* REQUIRED ACTION *
Find the lines in the material below that include the word "name", count them, and give that count alone.

* SUPPLIED DATA *

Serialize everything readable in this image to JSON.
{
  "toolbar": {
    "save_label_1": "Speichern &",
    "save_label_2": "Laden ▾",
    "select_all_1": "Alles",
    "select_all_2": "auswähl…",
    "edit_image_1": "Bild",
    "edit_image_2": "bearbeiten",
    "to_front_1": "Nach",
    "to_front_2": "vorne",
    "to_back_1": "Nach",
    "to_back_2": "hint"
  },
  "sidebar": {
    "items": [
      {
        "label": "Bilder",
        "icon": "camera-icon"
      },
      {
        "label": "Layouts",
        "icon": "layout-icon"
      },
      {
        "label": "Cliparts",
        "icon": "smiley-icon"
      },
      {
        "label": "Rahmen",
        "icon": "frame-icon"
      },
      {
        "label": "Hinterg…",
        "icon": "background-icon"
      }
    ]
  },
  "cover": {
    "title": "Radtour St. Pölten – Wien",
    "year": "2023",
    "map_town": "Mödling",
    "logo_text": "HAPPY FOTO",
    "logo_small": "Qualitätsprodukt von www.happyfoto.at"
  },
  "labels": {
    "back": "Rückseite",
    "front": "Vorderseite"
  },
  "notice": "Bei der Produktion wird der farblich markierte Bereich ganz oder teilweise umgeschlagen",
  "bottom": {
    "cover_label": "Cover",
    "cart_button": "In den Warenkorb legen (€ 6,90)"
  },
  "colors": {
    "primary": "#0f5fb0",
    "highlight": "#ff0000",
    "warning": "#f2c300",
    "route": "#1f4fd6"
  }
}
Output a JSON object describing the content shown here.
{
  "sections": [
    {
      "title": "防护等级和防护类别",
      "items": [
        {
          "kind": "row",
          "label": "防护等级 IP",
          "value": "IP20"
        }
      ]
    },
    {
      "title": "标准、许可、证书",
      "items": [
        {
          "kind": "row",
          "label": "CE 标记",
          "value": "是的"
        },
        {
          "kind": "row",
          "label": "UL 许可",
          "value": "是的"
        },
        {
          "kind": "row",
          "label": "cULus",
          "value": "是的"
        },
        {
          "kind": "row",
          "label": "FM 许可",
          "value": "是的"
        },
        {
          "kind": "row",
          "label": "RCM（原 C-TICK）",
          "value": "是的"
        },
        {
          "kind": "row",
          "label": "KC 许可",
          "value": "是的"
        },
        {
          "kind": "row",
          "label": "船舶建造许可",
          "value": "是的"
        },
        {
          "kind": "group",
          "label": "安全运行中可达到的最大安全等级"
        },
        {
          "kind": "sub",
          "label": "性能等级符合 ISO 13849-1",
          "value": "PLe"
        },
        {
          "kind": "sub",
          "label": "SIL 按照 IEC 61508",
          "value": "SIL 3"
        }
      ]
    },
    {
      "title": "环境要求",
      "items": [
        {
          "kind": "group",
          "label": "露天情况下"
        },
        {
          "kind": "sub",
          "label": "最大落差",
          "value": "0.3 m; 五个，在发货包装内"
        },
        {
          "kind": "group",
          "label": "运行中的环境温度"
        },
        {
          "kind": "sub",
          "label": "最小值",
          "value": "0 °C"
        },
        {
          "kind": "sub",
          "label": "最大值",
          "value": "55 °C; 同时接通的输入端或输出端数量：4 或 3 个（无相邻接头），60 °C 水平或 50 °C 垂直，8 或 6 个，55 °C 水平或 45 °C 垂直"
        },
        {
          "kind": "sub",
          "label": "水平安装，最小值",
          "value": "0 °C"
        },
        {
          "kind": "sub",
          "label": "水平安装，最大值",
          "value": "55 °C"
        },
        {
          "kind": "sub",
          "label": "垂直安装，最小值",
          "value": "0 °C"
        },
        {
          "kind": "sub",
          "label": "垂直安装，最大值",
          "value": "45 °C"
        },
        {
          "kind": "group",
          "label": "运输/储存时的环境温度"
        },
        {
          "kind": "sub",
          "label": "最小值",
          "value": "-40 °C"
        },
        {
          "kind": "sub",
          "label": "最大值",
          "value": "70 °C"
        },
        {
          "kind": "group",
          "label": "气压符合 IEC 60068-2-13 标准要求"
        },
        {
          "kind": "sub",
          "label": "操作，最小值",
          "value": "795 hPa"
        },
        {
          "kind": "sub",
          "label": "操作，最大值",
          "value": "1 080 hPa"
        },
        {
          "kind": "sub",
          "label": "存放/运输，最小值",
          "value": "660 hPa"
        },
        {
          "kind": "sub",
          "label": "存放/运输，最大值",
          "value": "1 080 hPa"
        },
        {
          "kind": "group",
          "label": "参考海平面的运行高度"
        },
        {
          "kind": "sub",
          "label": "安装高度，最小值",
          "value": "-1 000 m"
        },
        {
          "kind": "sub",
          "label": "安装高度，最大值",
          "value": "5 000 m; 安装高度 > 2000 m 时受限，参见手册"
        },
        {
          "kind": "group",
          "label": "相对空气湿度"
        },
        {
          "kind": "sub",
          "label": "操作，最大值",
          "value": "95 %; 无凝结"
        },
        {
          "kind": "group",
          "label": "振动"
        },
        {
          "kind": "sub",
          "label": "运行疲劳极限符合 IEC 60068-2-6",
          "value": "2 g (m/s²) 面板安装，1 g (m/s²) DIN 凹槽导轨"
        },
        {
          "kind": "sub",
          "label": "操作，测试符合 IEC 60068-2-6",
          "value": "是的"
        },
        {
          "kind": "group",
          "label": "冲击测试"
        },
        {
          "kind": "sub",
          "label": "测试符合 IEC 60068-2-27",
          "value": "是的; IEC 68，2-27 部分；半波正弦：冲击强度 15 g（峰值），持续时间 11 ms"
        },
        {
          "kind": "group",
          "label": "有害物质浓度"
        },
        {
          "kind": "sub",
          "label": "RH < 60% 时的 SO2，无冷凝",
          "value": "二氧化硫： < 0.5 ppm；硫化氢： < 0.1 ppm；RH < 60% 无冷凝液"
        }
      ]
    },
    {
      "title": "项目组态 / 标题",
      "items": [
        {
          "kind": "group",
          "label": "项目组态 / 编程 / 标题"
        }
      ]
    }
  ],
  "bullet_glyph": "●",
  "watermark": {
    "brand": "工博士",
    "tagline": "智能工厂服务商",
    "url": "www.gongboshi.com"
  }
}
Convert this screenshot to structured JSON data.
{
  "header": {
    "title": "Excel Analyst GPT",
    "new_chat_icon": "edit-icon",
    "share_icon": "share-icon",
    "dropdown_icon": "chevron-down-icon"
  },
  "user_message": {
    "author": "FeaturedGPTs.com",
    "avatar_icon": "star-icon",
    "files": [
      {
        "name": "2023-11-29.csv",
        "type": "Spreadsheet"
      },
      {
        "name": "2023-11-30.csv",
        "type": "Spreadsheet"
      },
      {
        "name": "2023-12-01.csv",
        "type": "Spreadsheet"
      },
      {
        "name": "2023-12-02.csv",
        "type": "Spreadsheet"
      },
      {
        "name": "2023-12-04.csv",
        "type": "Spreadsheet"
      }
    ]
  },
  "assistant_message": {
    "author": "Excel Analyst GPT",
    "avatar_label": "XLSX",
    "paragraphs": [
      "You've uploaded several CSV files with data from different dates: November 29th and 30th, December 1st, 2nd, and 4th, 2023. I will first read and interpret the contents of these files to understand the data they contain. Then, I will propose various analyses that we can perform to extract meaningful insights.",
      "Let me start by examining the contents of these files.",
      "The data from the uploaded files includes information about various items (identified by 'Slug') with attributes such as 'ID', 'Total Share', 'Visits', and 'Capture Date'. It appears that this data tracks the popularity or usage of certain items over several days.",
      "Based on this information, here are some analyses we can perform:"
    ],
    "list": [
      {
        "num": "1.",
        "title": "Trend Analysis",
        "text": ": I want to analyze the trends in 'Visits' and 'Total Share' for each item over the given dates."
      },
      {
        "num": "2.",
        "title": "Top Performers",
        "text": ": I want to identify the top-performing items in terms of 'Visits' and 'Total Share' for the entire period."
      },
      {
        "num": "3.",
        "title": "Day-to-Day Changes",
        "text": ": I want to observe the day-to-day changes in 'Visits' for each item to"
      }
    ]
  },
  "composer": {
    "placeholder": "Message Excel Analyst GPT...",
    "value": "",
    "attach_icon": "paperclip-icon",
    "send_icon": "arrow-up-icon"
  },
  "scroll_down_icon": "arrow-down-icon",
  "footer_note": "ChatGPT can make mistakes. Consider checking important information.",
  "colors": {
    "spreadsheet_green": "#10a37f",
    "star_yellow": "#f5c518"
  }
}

* THE ANSWER *
5